Integrating AI in healthcare is a significant technological advancement that unlocks unparalleled opportunities to enhance healthcare delivery. However, this innovation must be navigated with keen awareness of the ethical dimensions it introduces. These considerations include:

  • Ensuring that patient data is secure, given the increasing prevalence of data breaches in healthcare;
  • Addressing bias and fairness--making certain that AI tools do not perpetuate existing disparities or introduce new ones;
  • Allowing for transparency and traceability to maintain trust in AI systems, as well as being able to diagnose anomalous defects generated by the AI;
  • Providing information to patients about how AI is being used in the delivery of their care; what data is collected; the capabilities, limitations, benefits, and risks of such a system; and ensuring that patients consent to the use of the system in their care;
  • Maintaining proper human agency and oversight, ensuring that AI serves as an aid and enhancement to human expertise, rather than a replacement.

As we enter a new era, where artificial intelligence becomes an integral part of our digital and physical interactions, the need for collective responsibility has never been greater. Every patient, healthcare provider, and organization plays a pivotal role in shaping this future. Rather than simply embracing the technology; we must also steer it in a direction that upholds ethical standards, respects human dignity, and enhances the welfare of everybody involved.

For healthcare professionals, this means advocating for and implementing AI solutions that prioritize patient safety, privacy, and equitable care. For patients, it's about staying informed and participating in decisions regarding the use of AI in your healthcare. For organizations, investing in secure, unbiased, and transparent AI technologies is imperative. For policymakers and regulators, there is a need to establish and enforce robust ethical guidelines, and interact directly with the organizations that are creating and implementing those technologies. 
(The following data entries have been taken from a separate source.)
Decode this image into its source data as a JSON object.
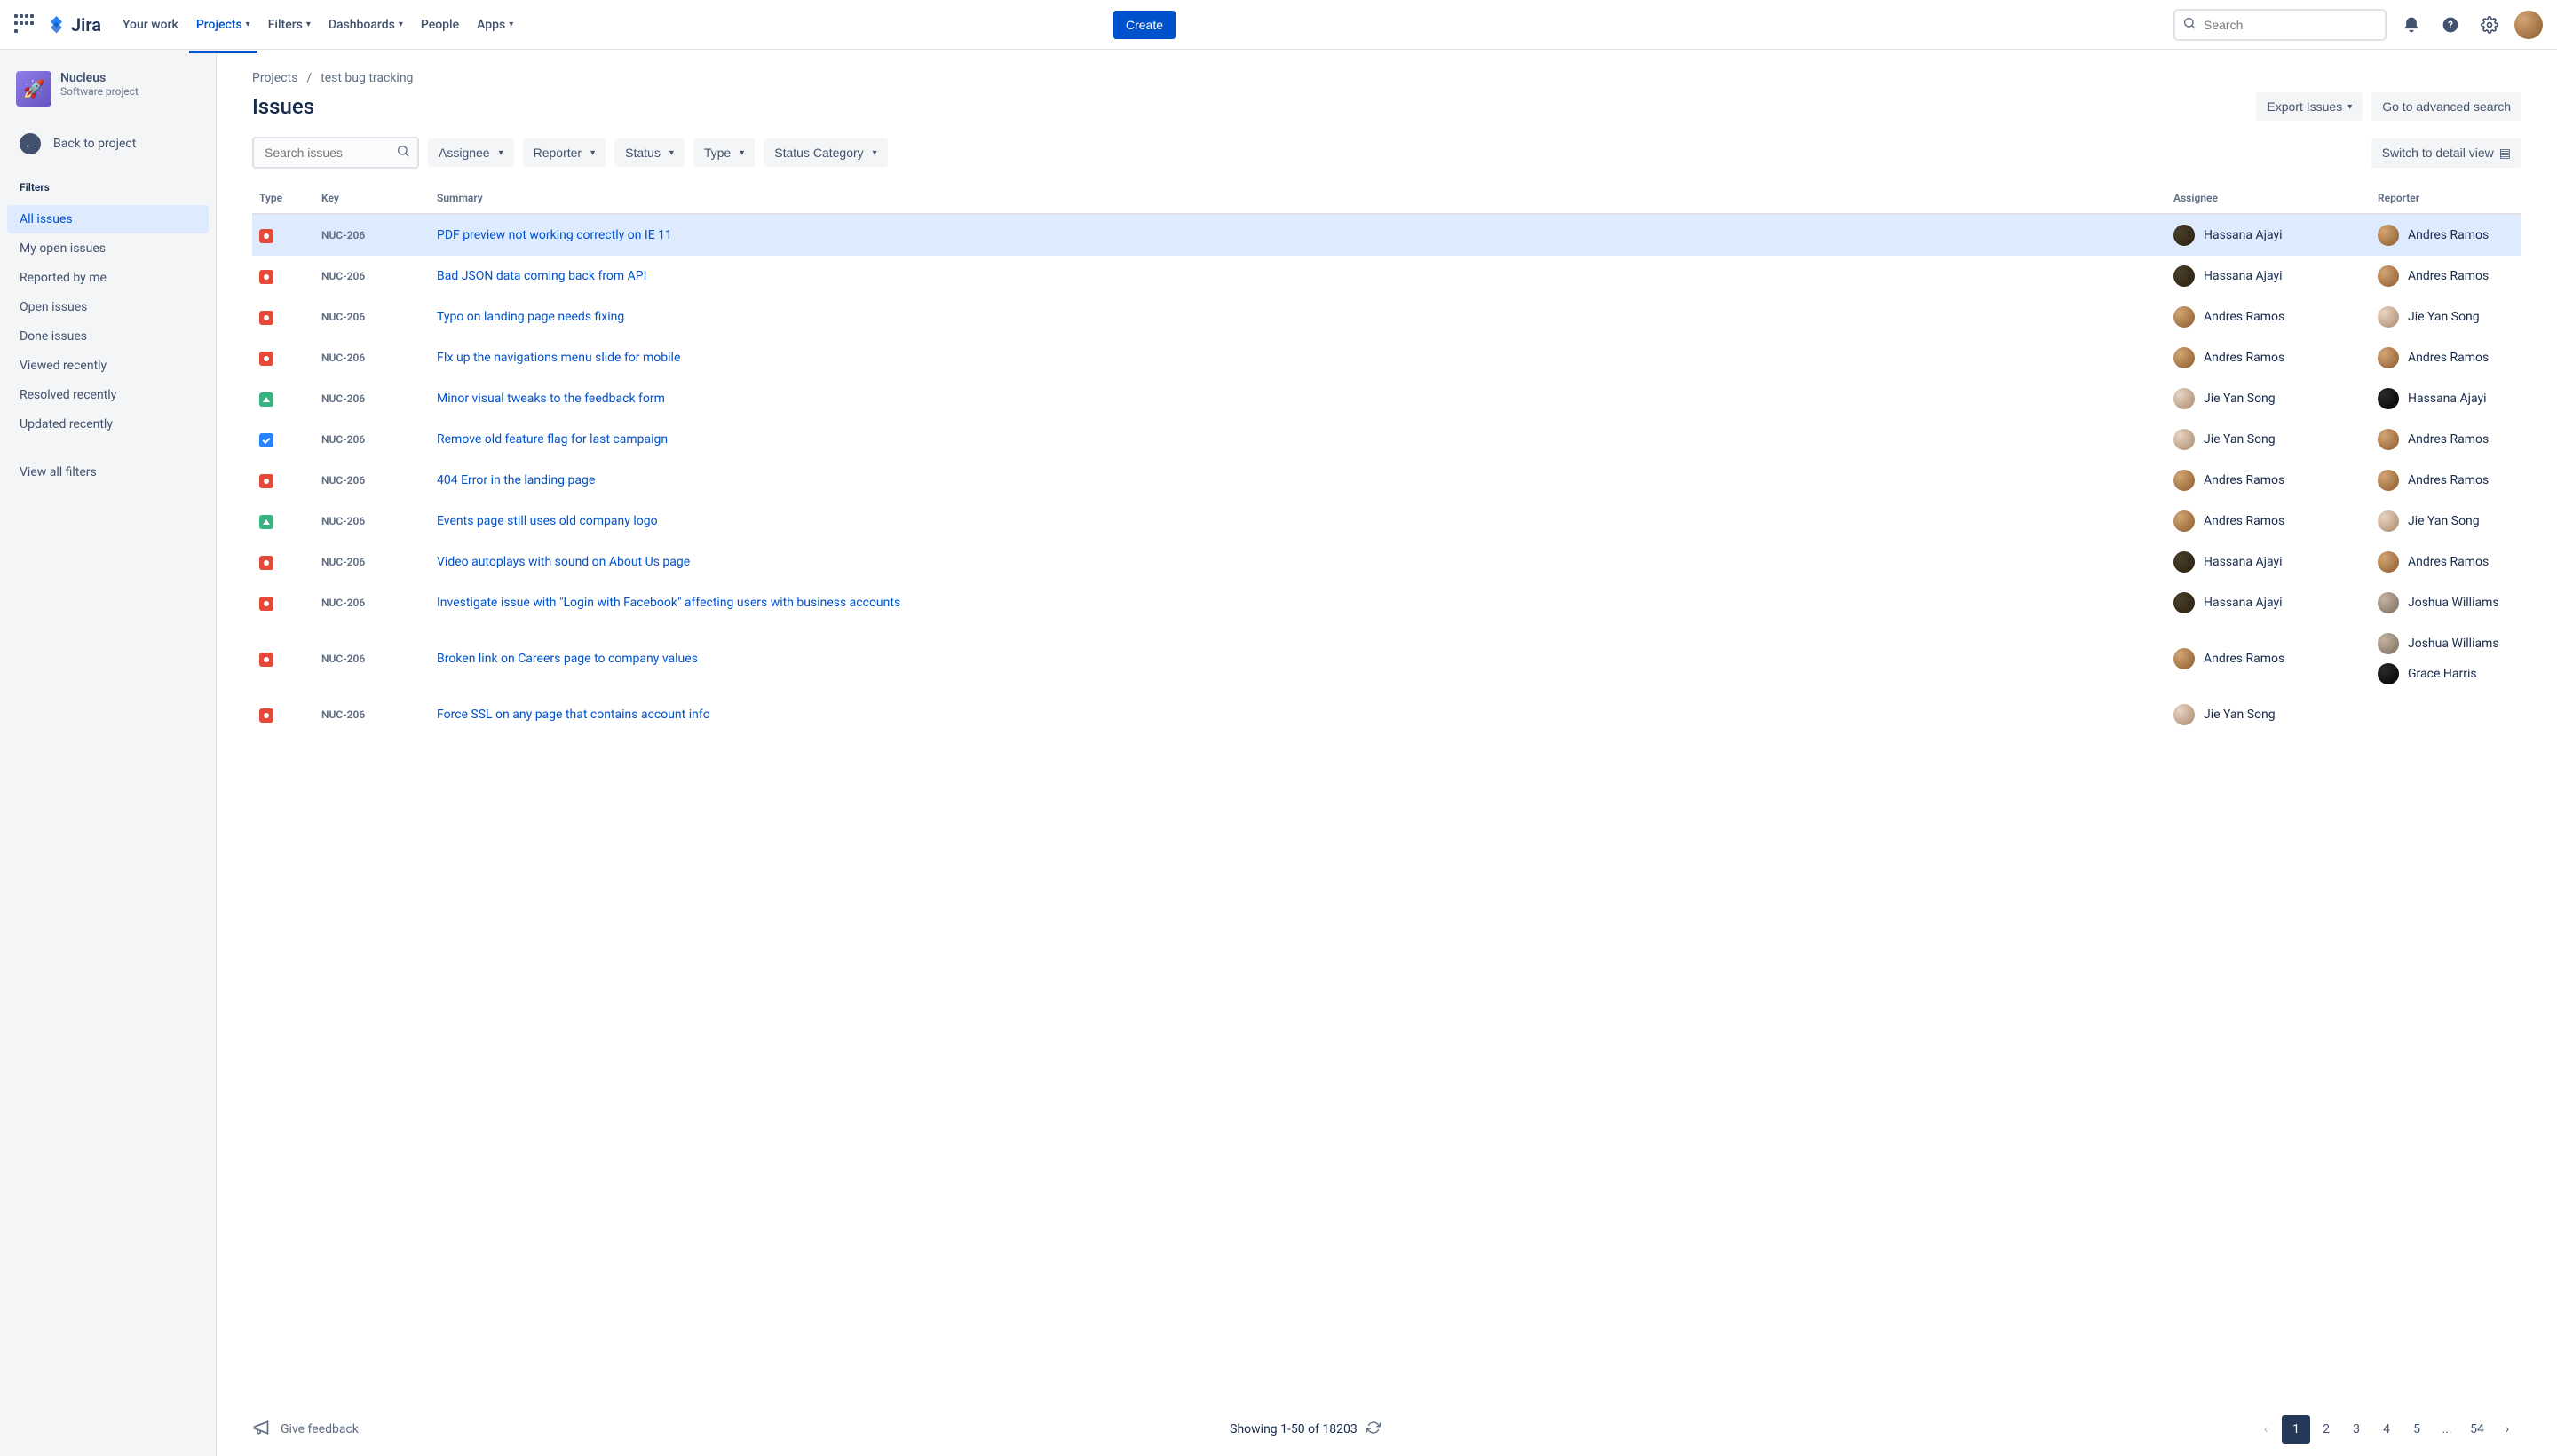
{
  "app": {
    "name": "Jira"
  },
  "topnav": {
    "items": [
      {
        "label": "Your work",
        "active": false,
        "chev": false
      },
      {
        "label": "Projects",
        "active": true,
        "chev": true
      },
      {
        "label": "Filters",
        "active": false,
        "chev": true
      },
      {
        "label": "Dashboards",
        "active": false,
        "chev": true
      },
      {
        "label": "People",
        "active": false,
        "chev": false
      },
      {
        "label": "Apps",
        "active": false,
        "chev": true
      }
    ],
    "create": "Create",
    "search_placeholder": "Search"
  },
  "sidebar": {
    "project_name": "Nucleus",
    "project_type": "Software project",
    "back": "Back to project",
    "section": "Filters",
    "filters": [
      {
        "label": "All issues",
        "active": true
      },
      {
        "label": "My open issues",
        "active": false
      },
      {
        "label": "Reported by me",
        "active": false
      },
      {
        "label": "Open issues",
        "active": false
      },
      {
        "label": "Done issues",
        "active": false
      },
      {
        "label": "Viewed recently",
        "active": false
      },
      {
        "label": "Resolved recently",
        "active": false
      },
      {
        "label": "Updated recently",
        "active": false
      }
    ],
    "view_all": "View all filters"
  },
  "breadcrumb": {
    "root": "Projects",
    "project": "test bug tracking"
  },
  "page": {
    "title": "Issues",
    "export": "Export Issues",
    "advanced": "Go to advanced search"
  },
  "toolbar": {
    "search_placeholder": "Search issues",
    "filters": [
      {
        "label": "Assignee"
      },
      {
        "label": "Reporter"
      },
      {
        "label": "Status"
      },
      {
        "label": "Type"
      },
      {
        "label": "Status Category"
      }
    ],
    "switch_view": "Switch to detail view"
  },
  "columns": {
    "type": "Type",
    "key": "Key",
    "summary": "Summary",
    "assignee": "Assignee",
    "reporter": "Reporter"
  },
  "issues": [
    {
      "type": "bug",
      "key": "NUC-206",
      "summary": "PDF preview not working correctly on IE 11",
      "assignee": "Hassana Ajayi",
      "assignee_av": "av1",
      "reporter": "Andres Ramos",
      "reporter_av": "av2",
      "selected": true
    },
    {
      "type": "bug",
      "key": "NUC-206",
      "summary": "Bad JSON data coming back from API",
      "assignee": "Hassana Ajayi",
      "assignee_av": "av1",
      "reporter": "Andres Ramos",
      "reporter_av": "av2"
    },
    {
      "type": "bug",
      "key": "NUC-206",
      "summary": "Typo on landing page needs fixing",
      "assignee": "Andres Ramos",
      "assignee_av": "av2",
      "reporter": "Jie Yan Song",
      "reporter_av": "av3"
    },
    {
      "type": "bug",
      "key": "NUC-206",
      "summary": "FIx up the navigations menu slide for mobile",
      "assignee": "Andres Ramos",
      "assignee_av": "av2",
      "reporter": "Andres Ramos",
      "reporter_av": "av2"
    },
    {
      "type": "improve",
      "key": "NUC-206",
      "summary": "Minor visual tweaks to the feedback form",
      "assignee": "Jie Yan Song",
      "assignee_av": "av3",
      "reporter": "Hassana Ajayi",
      "reporter_av": "av4"
    },
    {
      "type": "task",
      "key": "NUC-206",
      "summary": "Remove old feature flag for last campaign",
      "assignee": "Jie Yan Song",
      "assignee_av": "av3",
      "reporter": "Andres Ramos",
      "reporter_av": "av2"
    },
    {
      "type": "bug",
      "key": "NUC-206",
      "summary": "404 Error in the landing page",
      "assignee": "Andres Ramos",
      "assignee_av": "av2",
      "reporter": "Andres Ramos",
      "reporter_av": "av2"
    },
    {
      "type": "improve",
      "key": "NUC-206",
      "summary": "Events page still uses old company logo",
      "assignee": "Andres Ramos",
      "assignee_av": "av2",
      "reporter": "Jie Yan Song",
      "reporter_av": "av3"
    },
    {
      "type": "bug",
      "key": "NUC-206",
      "summary": "Video autoplays with sound on About Us page",
      "assignee": "Hassana Ajayi",
      "assignee_av": "av1",
      "reporter": "Andres Ramos",
      "reporter_av": "av2"
    },
    {
      "type": "bug",
      "key": "NUC-206",
      "summary": "Investigate issue with \"Login with Facebook\" affecting users with business accounts",
      "assignee": "Hassana Ajayi",
      "assignee_av": "av1",
      "reporter": "Joshua Williams",
      "reporter_av": "av5"
    },
    {
      "type": "bug",
      "key": "NUC-206",
      "summary": "Broken link on Careers page to company values",
      "assignee": "Andres Ramos",
      "assignee_av": "av2",
      "reporter": "Joshua Williams",
      "reporter_av": "av5",
      "extra_reporter": "Grace Harris",
      "extra_reporter_av": "av4"
    },
    {
      "type": "bug",
      "key": "NUC-206",
      "summary": "Force SSL on any page that contains account info",
      "assignee": "Jie Yan Song",
      "assignee_av": "av3",
      "reporter": "",
      "reporter_av": ""
    }
  ],
  "footer": {
    "feedback": "Give feedback",
    "showing": "Showing 1-50 of 18203",
    "pages": [
      "1",
      "2",
      "3",
      "4",
      "5",
      "...",
      "54"
    ]
  }
}
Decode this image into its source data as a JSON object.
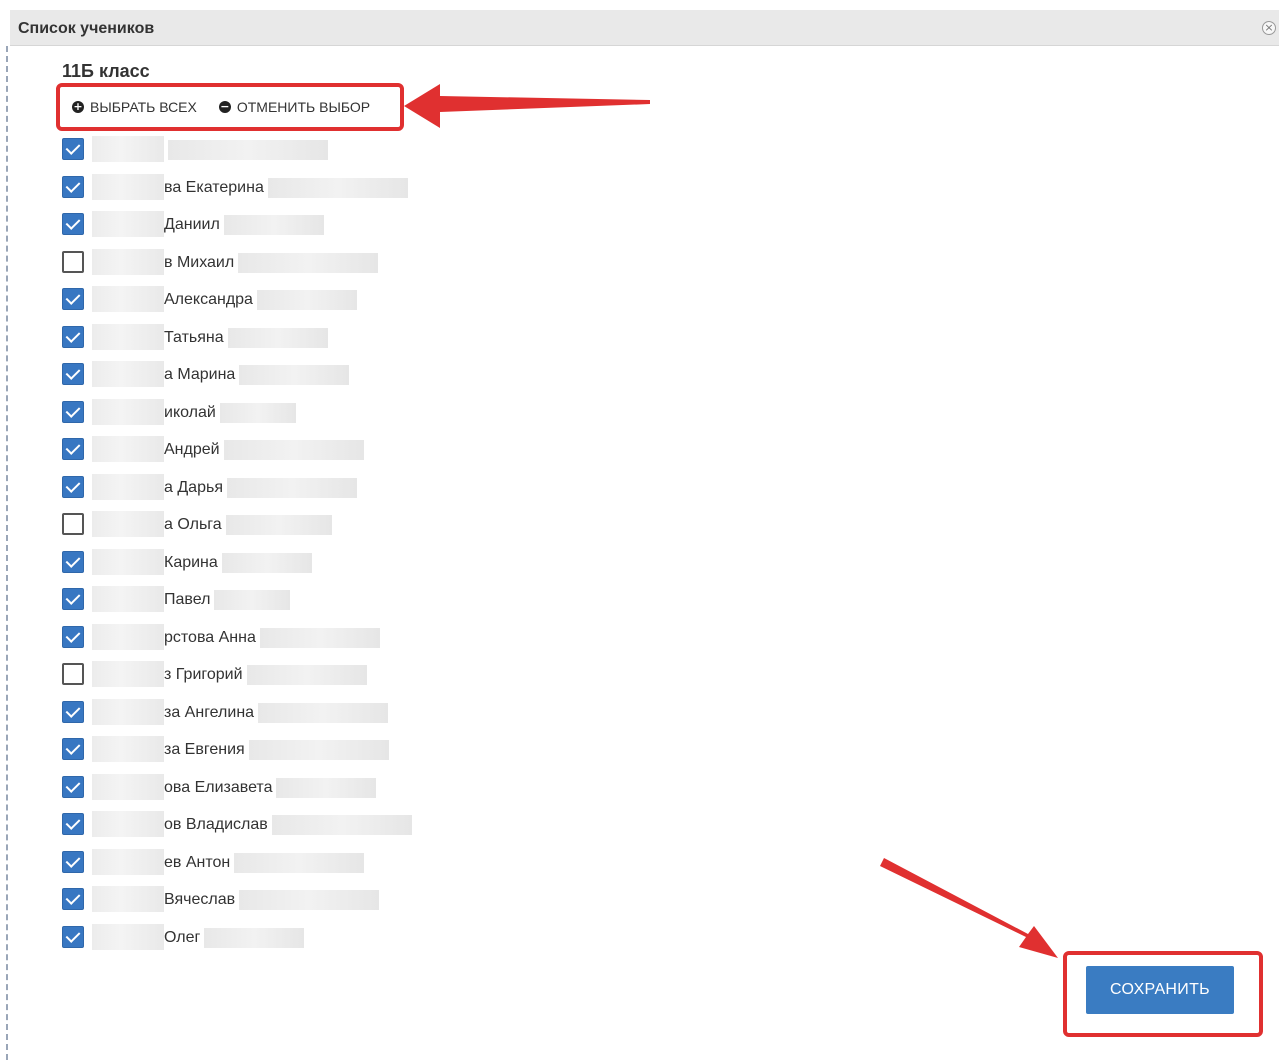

The path forward is unknown, with tremendous challenges along the way, but it is ripe with potential. Committing to these ethical considerations will allow us to harness the transformative power of AI to revolutionize healthcare delivery. In charting this new terrain, where ethics and artificial intelligence converge, DeepScribe is not just participating; we are actively shaping the future. Our commitment to ethical, safe, and trusted AI in healthcare is more than a philosophy--it's a tangible journey we embark on every single day. 

Related stories


Enhancing Medical Documentation with DeepScribe's Quality Management Systems

DeepScribe enhances medical documentation through comprehensive quality management systems, including Golden Notes, Development Rates, and Qualitative Evaluations, ensuring accuracy and reliability in AI-generated documentation for healthcare professionals.

When Physician Depression Goes Undetected: How AI Can Help Those Who Suffer Unknowingly

Check how artificial intelligence in healthcare could aid physicians not only patient care but in caring for themselves as well.

You've Been Served: Medical Documentation Downfalls

Medical errors are often due to poor or incomplete patient exam documentation. Learn how AI dramatically improves patient outcomes and lowers provider risk.

Realize the full potential of Healthcare AI with DeepScribe

Explore how DeepScribe’s customizable ambient AI platform can help you save time, improve patient care, and maximize revenue.